An easy and proven way to build good habits and break bad ones.
In this month’s B+G Book Club, David Carter, Account Director, reviews “Atomic Habits” by James Clear.
When a promising baseball career was ended in high school due to an unfortunate head injury, James Clear did all he could to get his studies and sporting career back on track. Faced with a challenge, he started to make some small changes that compound into huge results if you stick with them – the practicing of atomic habits.
What did I think
Be more productive at work. Keep the house tidier. Get back to regular exercise. Be able to run a 10k. Eat healthier. Drink less alcohol. These are not lyrics from a Baz Luhrmann song. These were goals I had at the beginning of the year. And it’s March now, and I’m not really hitting any of them. I can’t be the only one who struggles with these things. Usually, I’ve got things in hand. But the lockdown and the pandemic has really put an end to a lot of my good habits. Throw in a new baby that arrived at the end of last year and I have the perfect cocktail of excuses to not work towards these goals.
I know I’m not the only one who struggles with this. It’s why there’s a whole ‘self-development’ genre. And it’s why I was keen to read this book by James Clear, which aims to look at developing ‘atomic habits’ – little habits that are part of a larger system – to help get myself back on track.
From the start, Clear sets out frameworks to start building your own good habits, processes and identities.
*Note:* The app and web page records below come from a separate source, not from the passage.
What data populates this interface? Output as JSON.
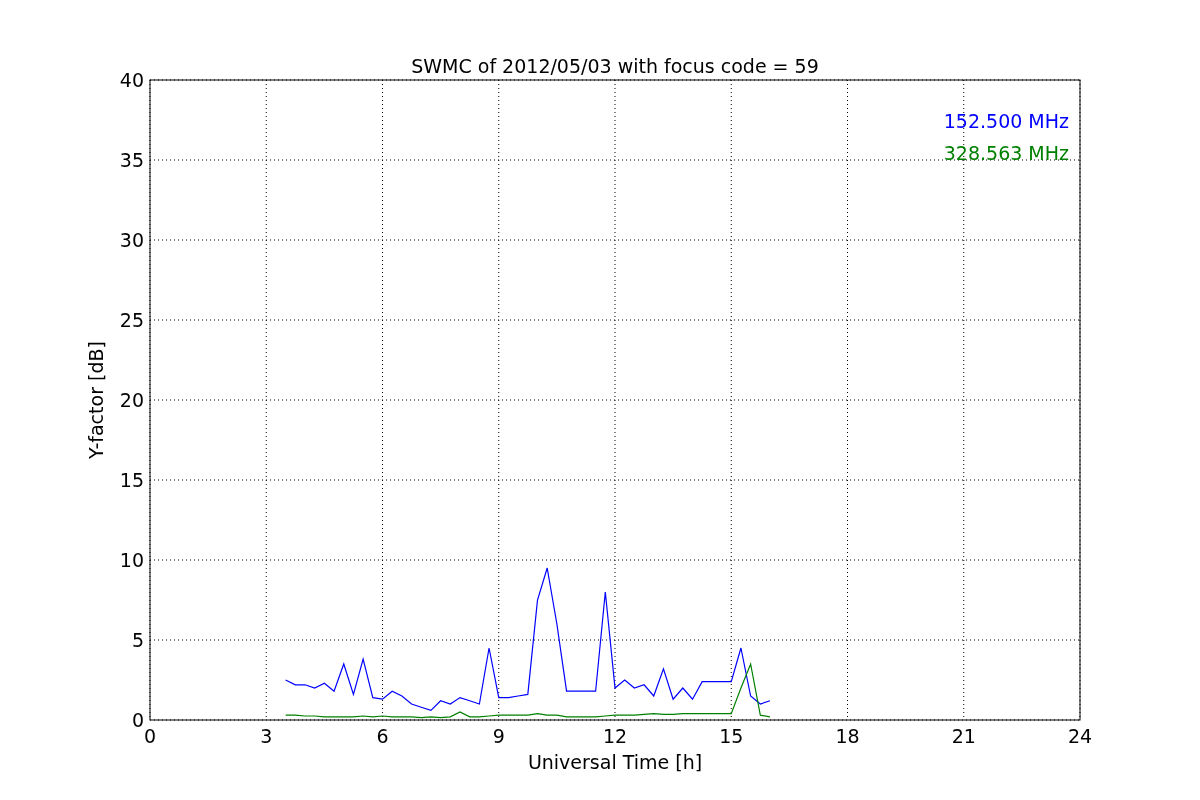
{
  "chart_data": {
    "type": "line",
    "title": "SWMC of 2012/05/03 with focus code = 59",
    "xlabel": "Universal Time [h]",
    "ylabel": "Y-factor [dB]",
    "x": [
      3.5,
      3.75,
      4.0,
      4.25,
      4.5,
      4.75,
      5.0,
      5.25,
      5.5,
      5.75,
      6.0,
      6.25,
      6.5,
      6.75,
      7.0,
      7.25,
      7.5,
      7.75,
      8.0,
      8.25,
      8.5,
      8.75,
      9.0,
      9.25,
      9.5,
      9.75,
      10.0,
      10.25,
      10.5,
      10.75,
      11.0,
      11.25,
      11.5,
      11.75,
      12.0,
      12.25,
      12.5,
      12.75,
      13.0,
      13.25,
      13.5,
      13.75,
      14.0,
      14.25,
      14.5,
      14.75,
      15.0,
      15.25,
      15.5,
      15.75,
      16.0
    ],
    "series": [
      {
        "name": "152.500 MHz",
        "color": "#0000ff",
        "values": [
          2.5,
          2.2,
          2.2,
          2.0,
          2.3,
          1.8,
          3.5,
          1.6,
          3.8,
          1.4,
          1.3,
          1.8,
          1.5,
          1.0,
          0.8,
          0.6,
          1.2,
          1.0,
          1.4,
          1.2,
          1.0,
          4.5,
          1.4,
          1.4,
          1.5,
          1.6,
          7.5,
          9.5,
          6.0,
          1.8,
          1.8,
          1.8,
          1.8,
          8.0,
          2.0,
          2.5,
          2.0,
          2.2,
          1.5,
          3.2,
          1.3,
          2.0,
          1.3,
          2.4,
          2.4,
          2.4,
          2.4,
          4.5,
          1.5,
          1.0,
          1.2
        ]
      },
      {
        "name": "328.563 MHz",
        "color": "#008000",
        "values": [
          0.3,
          0.3,
          0.25,
          0.25,
          0.2,
          0.2,
          0.2,
          0.2,
          0.25,
          0.2,
          0.25,
          0.2,
          0.2,
          0.2,
          0.15,
          0.2,
          0.15,
          0.2,
          0.5,
          0.2,
          0.2,
          0.25,
          0.3,
          0.3,
          0.3,
          0.3,
          0.4,
          0.3,
          0.3,
          0.2,
          0.2,
          0.2,
          0.2,
          0.25,
          0.3,
          0.3,
          0.3,
          0.35,
          0.4,
          0.35,
          0.35,
          0.4,
          0.4,
          0.4,
          0.4,
          0.4,
          0.4,
          2.0,
          3.5,
          0.3,
          0.2
        ]
      }
    ],
    "grid": true,
    "xlim": [
      0,
      24
    ],
    "ylim": [
      0,
      40
    ],
    "xticks": [
      0,
      3,
      6,
      9,
      12,
      15,
      18,
      21,
      24
    ],
    "yticks": [
      0,
      5,
      10,
      15,
      20,
      25,
      30,
      35,
      40
    ]
  }
}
It is an amazing lesson in reviewing all aspects of what you do in life, identifying your goals and how you can build a roadmap to change how you perform in order to achieve them one small step at a time.
For example, as one of my goals is to run 10km, you’d assume I should start running regularly. But it’s too easy to avoid that. Instead, my process should start with putting on my running shoes. That’s the first habit to get into. Then, once my runners are on, celebrate that, and move onto the next small behavioural change to lead onto the next and the next until I’m running 10km. It all sounds a bit too easy, and I’m sceptical. Especially as I really don’t like running. But one thing that is clear in this book and in other books in this genre is that clarity in your communication and integrity is very important. Both in how you communicate to yourself and others and then how you hold yourself accountable and who you open up to, to allow them to hold you to account too. Add that into the mix, and it’s harder to give up.
Clear says that the ‘greatest threat to success isn’t failure. It’s boredom’. He claims those who are top of their field are actually just the ones who can handle the boredom of doing the same thing day in, day out for the longest time. Athletes who train daily, actors who rehearse the same lines over and over, even practicing presentations for hours to nail your next pitch.
Each chapter is introduced by a relevant and interesting real-world example. How the British Cycling team went from a series of failures to having what is widely regarded as the most successful run in cycling history in ten years. They made improvements in training, equipment, nutrition and all the obvious things but also made small changes like making dirt easier to spot in the bike transport truck by changing the interiors to white. In turn, dirt gets cleaned quicker, so bikes perform better and smoother for the riders.
Each chapter finishes with a summary and a reminder of your roadmap. It makes it a quick and easy read with a lot of benefits. It really hammers home the importance of sticking to a routine, and how small improvements can gather pace.
I can’t say that I’ve achieved all my goals yet. But I’m exercising again, and vacuuming more often. And like the British Cycling Team, it’s those small changes which gain momentum and can result in greatness.
Who should read it
- Anyone interested in learning about processes to make improvements in their life.